Top of DATA SHOWN

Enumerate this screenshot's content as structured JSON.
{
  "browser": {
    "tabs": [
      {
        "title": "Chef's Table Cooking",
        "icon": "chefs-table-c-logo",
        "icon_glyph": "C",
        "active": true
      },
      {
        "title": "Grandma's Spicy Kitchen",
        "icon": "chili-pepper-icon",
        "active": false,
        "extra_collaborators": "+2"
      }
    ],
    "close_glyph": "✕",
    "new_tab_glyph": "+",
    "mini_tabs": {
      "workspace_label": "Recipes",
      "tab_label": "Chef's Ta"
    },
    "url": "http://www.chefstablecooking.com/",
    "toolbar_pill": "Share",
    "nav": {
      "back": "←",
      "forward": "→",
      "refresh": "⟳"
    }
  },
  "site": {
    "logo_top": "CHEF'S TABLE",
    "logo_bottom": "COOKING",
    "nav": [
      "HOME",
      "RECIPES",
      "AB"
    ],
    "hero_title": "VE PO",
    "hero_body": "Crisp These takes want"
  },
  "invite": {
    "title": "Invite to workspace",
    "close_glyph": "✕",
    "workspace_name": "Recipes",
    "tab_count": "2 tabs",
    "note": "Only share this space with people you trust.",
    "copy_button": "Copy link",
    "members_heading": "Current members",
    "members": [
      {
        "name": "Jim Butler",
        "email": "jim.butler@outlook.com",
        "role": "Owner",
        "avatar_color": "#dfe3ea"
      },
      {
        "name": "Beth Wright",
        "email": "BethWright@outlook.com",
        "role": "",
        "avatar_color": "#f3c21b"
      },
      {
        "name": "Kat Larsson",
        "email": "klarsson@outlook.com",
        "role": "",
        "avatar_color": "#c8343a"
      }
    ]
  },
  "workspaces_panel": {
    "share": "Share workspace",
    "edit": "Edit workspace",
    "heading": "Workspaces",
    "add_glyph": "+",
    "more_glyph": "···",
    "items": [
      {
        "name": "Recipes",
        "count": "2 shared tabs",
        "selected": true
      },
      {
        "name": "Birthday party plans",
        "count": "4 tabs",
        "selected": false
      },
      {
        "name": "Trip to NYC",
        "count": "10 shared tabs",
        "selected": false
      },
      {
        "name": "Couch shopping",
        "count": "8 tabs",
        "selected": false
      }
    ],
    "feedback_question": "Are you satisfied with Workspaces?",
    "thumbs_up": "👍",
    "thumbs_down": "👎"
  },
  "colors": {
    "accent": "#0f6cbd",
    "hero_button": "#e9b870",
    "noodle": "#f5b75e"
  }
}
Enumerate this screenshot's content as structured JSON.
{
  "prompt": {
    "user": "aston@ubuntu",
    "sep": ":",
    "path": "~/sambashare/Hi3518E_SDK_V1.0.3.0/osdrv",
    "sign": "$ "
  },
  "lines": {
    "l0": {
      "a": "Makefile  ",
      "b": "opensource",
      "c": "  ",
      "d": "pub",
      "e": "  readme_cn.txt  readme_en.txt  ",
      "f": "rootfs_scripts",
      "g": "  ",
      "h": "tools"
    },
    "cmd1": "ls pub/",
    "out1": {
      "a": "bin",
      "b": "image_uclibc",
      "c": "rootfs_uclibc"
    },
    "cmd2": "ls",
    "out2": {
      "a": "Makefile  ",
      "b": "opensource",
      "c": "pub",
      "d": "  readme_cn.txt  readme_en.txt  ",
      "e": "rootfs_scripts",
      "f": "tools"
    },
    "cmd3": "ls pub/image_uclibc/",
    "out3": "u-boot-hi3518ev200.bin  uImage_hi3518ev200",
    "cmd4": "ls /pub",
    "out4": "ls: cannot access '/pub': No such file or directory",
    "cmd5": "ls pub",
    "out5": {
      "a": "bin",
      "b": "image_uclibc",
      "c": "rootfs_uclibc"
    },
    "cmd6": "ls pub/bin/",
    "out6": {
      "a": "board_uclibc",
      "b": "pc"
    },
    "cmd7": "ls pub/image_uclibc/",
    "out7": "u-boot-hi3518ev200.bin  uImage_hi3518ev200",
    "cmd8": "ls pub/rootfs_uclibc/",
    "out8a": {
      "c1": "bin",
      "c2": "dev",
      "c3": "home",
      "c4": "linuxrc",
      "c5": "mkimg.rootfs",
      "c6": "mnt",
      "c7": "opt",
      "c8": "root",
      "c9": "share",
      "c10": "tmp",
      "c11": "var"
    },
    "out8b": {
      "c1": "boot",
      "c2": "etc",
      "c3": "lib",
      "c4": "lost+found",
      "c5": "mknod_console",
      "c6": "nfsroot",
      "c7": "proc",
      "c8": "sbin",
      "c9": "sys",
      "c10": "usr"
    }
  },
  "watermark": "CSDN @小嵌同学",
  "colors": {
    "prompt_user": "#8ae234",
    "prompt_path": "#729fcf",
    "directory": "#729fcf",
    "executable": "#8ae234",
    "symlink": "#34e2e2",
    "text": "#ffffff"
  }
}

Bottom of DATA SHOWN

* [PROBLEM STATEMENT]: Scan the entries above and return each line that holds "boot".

* [RESPONSE AREA]:
    "out3": "u-boot-hi3518ev200.bin  uImage_hi3518ev200",
    "out7": "u-boot-hi3518ev200.bin  uImage_hi3518ev200",
      "c1": "boot",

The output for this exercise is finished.